Work to be completed - Where the string "taskbar" occurs in a line of the data below, that line should be copied.

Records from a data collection
---+---
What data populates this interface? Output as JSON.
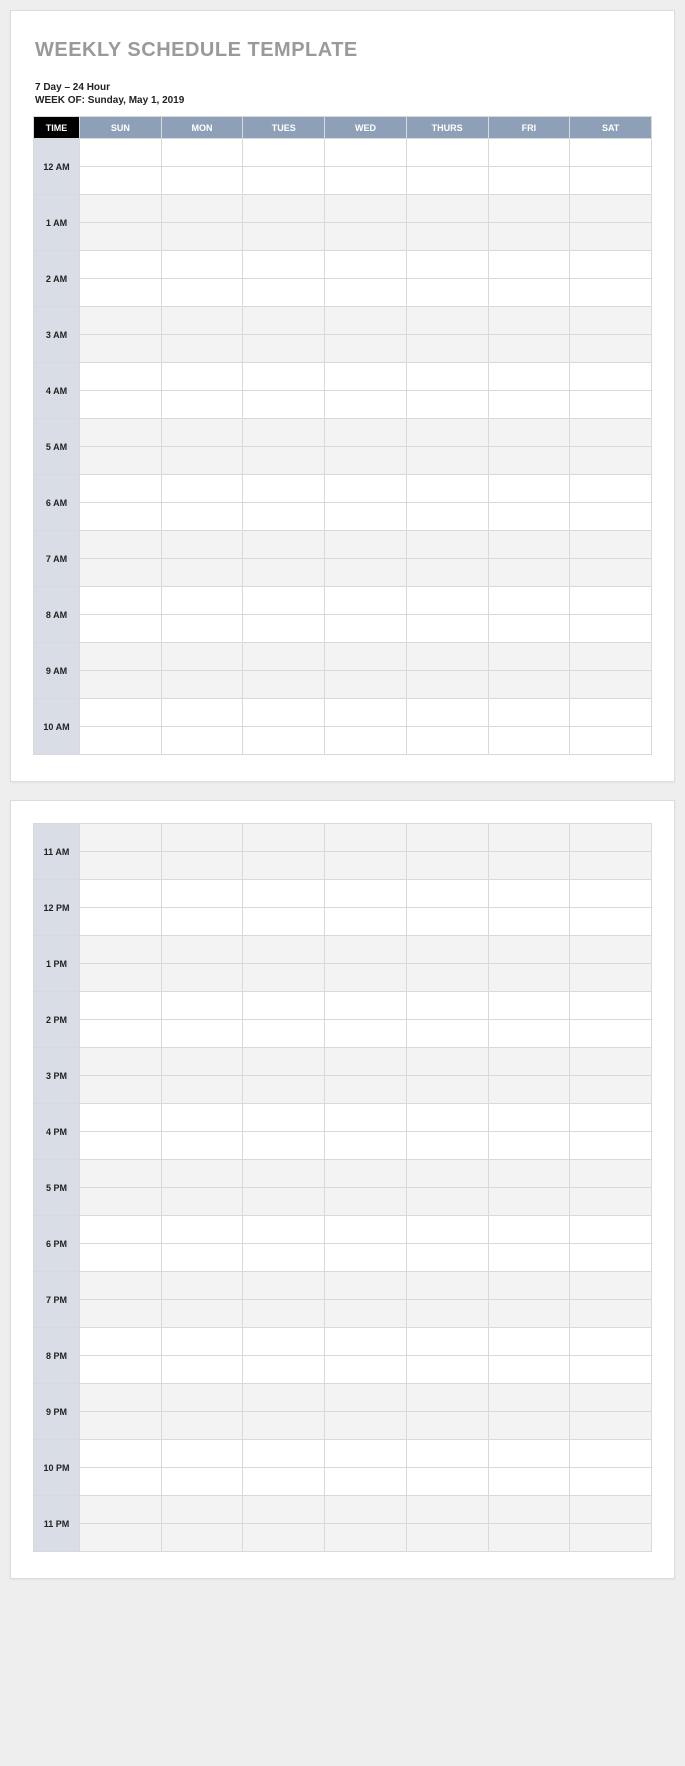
{
  "title": "WEEKLY SCHEDULE TEMPLATE",
  "subtitle": "7 Day – 24 Hour",
  "week_of_label": "WEEK OF:",
  "week_of_value": "Sunday, May 1, 2019",
  "header": {
    "time": "TIME",
    "days": [
      "SUN",
      "MON",
      "TUES",
      "WED",
      "THURS",
      "FRI",
      "SAT"
    ]
  },
  "hours_page1": [
    "12 AM",
    "1 AM",
    "2 AM",
    "3 AM",
    "4 AM",
    "5 AM",
    "6 AM",
    "7 AM",
    "8 AM",
    "9 AM",
    "10 AM"
  ],
  "hours_page2": [
    "11 AM",
    "12 PM",
    "1 PM",
    "2 PM",
    "3 PM",
    "4 PM",
    "5 PM",
    "6 PM",
    "7 PM",
    "8 PM",
    "9 PM",
    "10 PM",
    "11 PM"
  ]
}
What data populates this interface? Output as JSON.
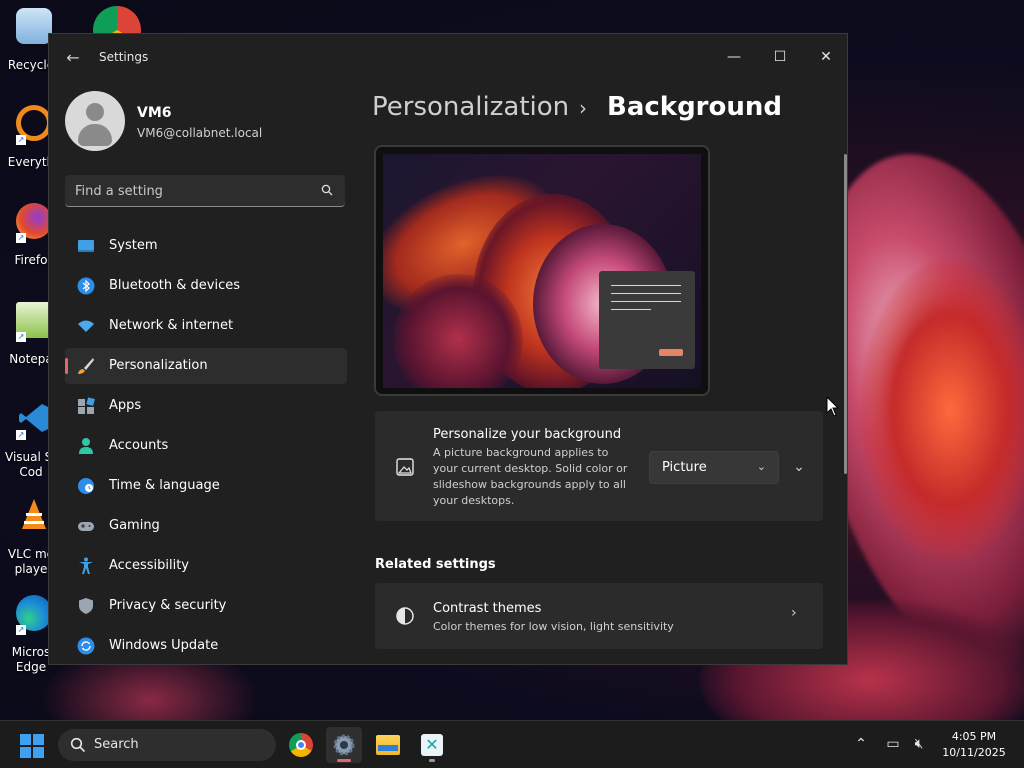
{
  "desktop": {
    "icons": [
      {
        "label": "Recycle",
        "icon": "recycle-bin-icon"
      },
      {
        "label": "Everyth",
        "icon": "everything-search-icon"
      },
      {
        "label": "Firefo",
        "icon": "firefox-icon"
      },
      {
        "label": "Notepa",
        "icon": "notepad-plus-plus-icon"
      },
      {
        "label": "Visual St\nCod",
        "icon": "vscode-icon"
      },
      {
        "label": "VLC me\nplaye",
        "icon": "vlc-icon"
      },
      {
        "label": "Micros\nEdge",
        "icon": "edge-icon"
      }
    ]
  },
  "window": {
    "title": "Settings",
    "controls": {
      "minimize": "—",
      "maximize": "☐",
      "close": "✕"
    }
  },
  "profile": {
    "name": "VM6",
    "email": "VM6@collabnet.local"
  },
  "search": {
    "placeholder": "Find a setting"
  },
  "nav": {
    "items": [
      {
        "label": "System",
        "icon": "system-icon"
      },
      {
        "label": "Bluetooth & devices",
        "icon": "bluetooth-icon"
      },
      {
        "label": "Network & internet",
        "icon": "wifi-icon"
      },
      {
        "label": "Personalization",
        "icon": "brush-icon",
        "active": true
      },
      {
        "label": "Apps",
        "icon": "apps-icon"
      },
      {
        "label": "Accounts",
        "icon": "accounts-icon"
      },
      {
        "label": "Time & language",
        "icon": "globe-clock-icon"
      },
      {
        "label": "Gaming",
        "icon": "gamepad-icon"
      },
      {
        "label": "Accessibility",
        "icon": "accessibility-icon"
      },
      {
        "label": "Privacy & security",
        "icon": "shield-icon"
      },
      {
        "label": "Windows Update",
        "icon": "update-icon"
      }
    ]
  },
  "breadcrumb": {
    "parent": "Personalization",
    "separator": "›",
    "current": "Background"
  },
  "background_card": {
    "title": "Personalize your background",
    "description_lines": [
      "A picture background applies to",
      "your current desktop. Solid color or",
      "slideshow backgrounds apply to all",
      "your desktops."
    ],
    "select_value": "Picture"
  },
  "related": {
    "heading": "Related settings",
    "contrast": {
      "title": "Contrast themes",
      "description": "Color themes for low vision, light sensitivity"
    }
  },
  "taskbar": {
    "search_label": "Search",
    "apps": [
      {
        "name": "chrome-taskbar-icon"
      },
      {
        "name": "settings-taskbar-icon",
        "active": true
      },
      {
        "name": "file-explorer-taskbar-icon"
      },
      {
        "name": "app-taskbar-icon"
      }
    ],
    "time": "4:05 PM",
    "date": "10/11/2025"
  },
  "colors": {
    "accent": "#e2666f",
    "window_bg": "#202020",
    "card_bg": "#2b2b2b"
  }
}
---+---
Answer for this exercise -
  "taskbar": {
        "name": "chrome-taskbar-icon"
        "name": "settings-taskbar-icon",
        "name": "file-explorer-taskbar-icon"
        "name": "app-taskbar-icon"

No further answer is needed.